Task: Where the records below have a line with "link", that line is to be copied.

═════ Provided data

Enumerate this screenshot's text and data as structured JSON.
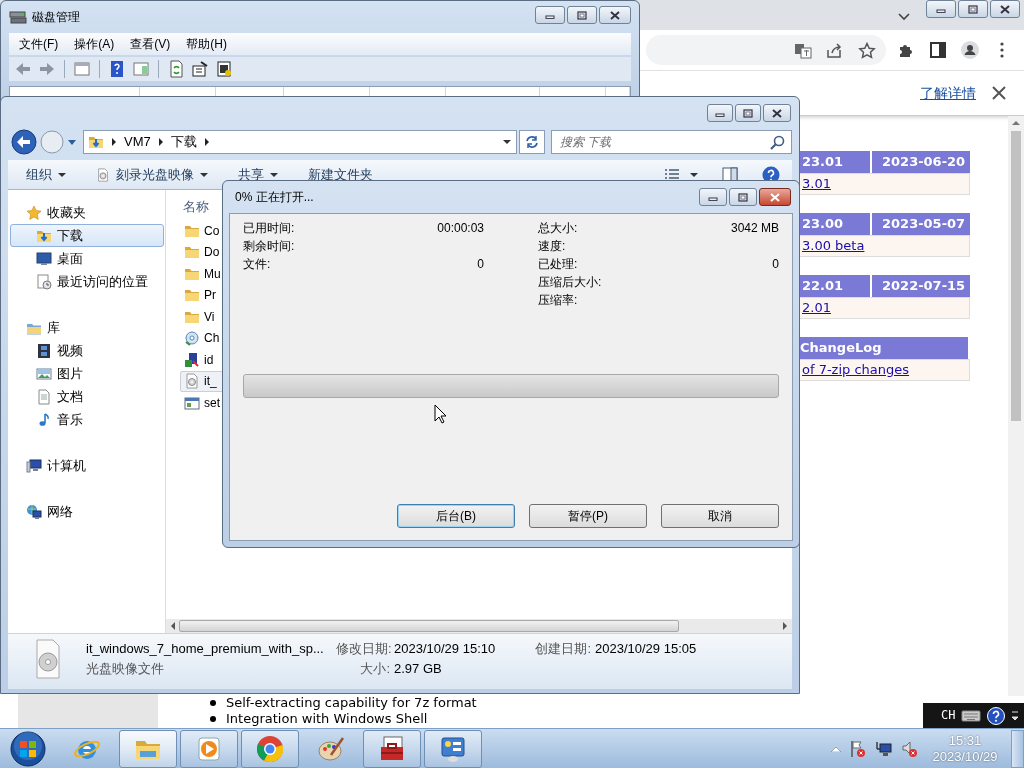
{
  "disk_management": {
    "title": "磁盘管理",
    "menu": [
      "文件(F)",
      "操作(A)",
      "查看(V)",
      "帮助(H)"
    ]
  },
  "browser": {
    "infobar": {
      "link": "了解详情"
    },
    "versions": [
      {
        "version": "23.01",
        "date": "2023-06-20",
        "link": "3.01"
      },
      {
        "version": "23.00",
        "date": "2023-05-07",
        "link": "3.00 beta"
      },
      {
        "version": "22.01",
        "date": "2022-07-15",
        "link": "2.01"
      }
    ],
    "changelog": {
      "header": "ChangeLog",
      "link": "of 7-zip changes"
    },
    "features": [
      "Self-extracting capability for 7z format",
      "Integration with Windows Shell"
    ]
  },
  "explorer": {
    "breadcrumb": [
      "VM7",
      "下载"
    ],
    "search": {
      "placeholder": "搜索 下载"
    },
    "commands": [
      {
        "label": "组织",
        "menu": true
      },
      {
        "label": "刻录光盘映像",
        "menu": true
      },
      {
        "label": "共享",
        "menu": true
      },
      {
        "label": "新建文件夹",
        "menu": false
      }
    ],
    "nav": [
      {
        "label": "收藏夹",
        "selected": false,
        "children": [
          {
            "label": "下载",
            "selected": true
          },
          {
            "label": "桌面",
            "selected": false
          },
          {
            "label": "最近访问的位置",
            "selected": false
          }
        ]
      },
      {
        "label": "库",
        "selected": false,
        "children": [
          {
            "label": "视频",
            "selected": false
          },
          {
            "label": "图片",
            "selected": false
          },
          {
            "label": "文档",
            "selected": false
          },
          {
            "label": "音乐",
            "selected": false
          }
        ]
      },
      {
        "label": "计算机",
        "selected": false
      },
      {
        "label": "网络",
        "selected": false
      }
    ],
    "column": "名称",
    "files": [
      {
        "name": "Co",
        "kind": "folder",
        "selected": false
      },
      {
        "name": "Do",
        "kind": "folder",
        "selected": false
      },
      {
        "name": "Mu",
        "kind": "folder",
        "selected": false
      },
      {
        "name": "Pr",
        "kind": "folder",
        "selected": false
      },
      {
        "name": "Vi",
        "kind": "folder",
        "selected": false
      },
      {
        "name": "Ch",
        "kind": "installer",
        "selected": false
      },
      {
        "name": "id",
        "kind": "program",
        "selected": false
      },
      {
        "name": "it_",
        "kind": "disc-image",
        "selected": true
      },
      {
        "name": "set",
        "kind": "app",
        "selected": false
      }
    ],
    "details": {
      "name": "it_windows_7_home_premium_with_sp...",
      "type": "光盘映像文件",
      "fields": [
        {
          "label": "修改日期:",
          "value": "2023/10/29 15:10"
        },
        {
          "label": "创建日期:",
          "value": "2023/10/29 15:05"
        },
        {
          "label": "大小:",
          "value": "2.97 GB"
        }
      ]
    }
  },
  "dialog": {
    "title": "0% 正在打开...",
    "stats_left": [
      {
        "label": "已用时间:",
        "value": "00:00:03"
      },
      {
        "label": "剩余时间:"
      },
      {
        "label": "文件:",
        "value": "0"
      }
    ],
    "stats_right": [
      {
        "label": "总大小:",
        "value": "3042 MB"
      },
      {
        "label": "速度:"
      },
      {
        "label": "已处理:",
        "value": "0"
      },
      {
        "label": "压缩后大小:"
      },
      {
        "label": "压缩率:"
      }
    ],
    "progress": {
      "level": 0
    },
    "buttons": [
      {
        "label": "后台(B)",
        "default": true
      },
      {
        "label": "暂停(P)",
        "default": false
      },
      {
        "label": "取消",
        "default": false
      }
    ]
  },
  "taskbar": {
    "apps": [
      {
        "running": false,
        "selected": false
      },
      {
        "running": true,
        "selected": true
      },
      {
        "running": true,
        "selected": false
      },
      {
        "running": true,
        "selected": false
      },
      {
        "running": false,
        "selected": false
      },
      {
        "running": true,
        "selected": false
      },
      {
        "running": true,
        "selected": false
      }
    ],
    "language_bar": {
      "label": "CH"
    },
    "clock": {
      "time": "15:31",
      "date": "2023/10/29"
    }
  }
}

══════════

Worked solution:
      "link": "了解详情"
        "link": "3.01"
        "link": "3.00 beta"
        "link": "2.01"
      "link": "of 7-zip changes"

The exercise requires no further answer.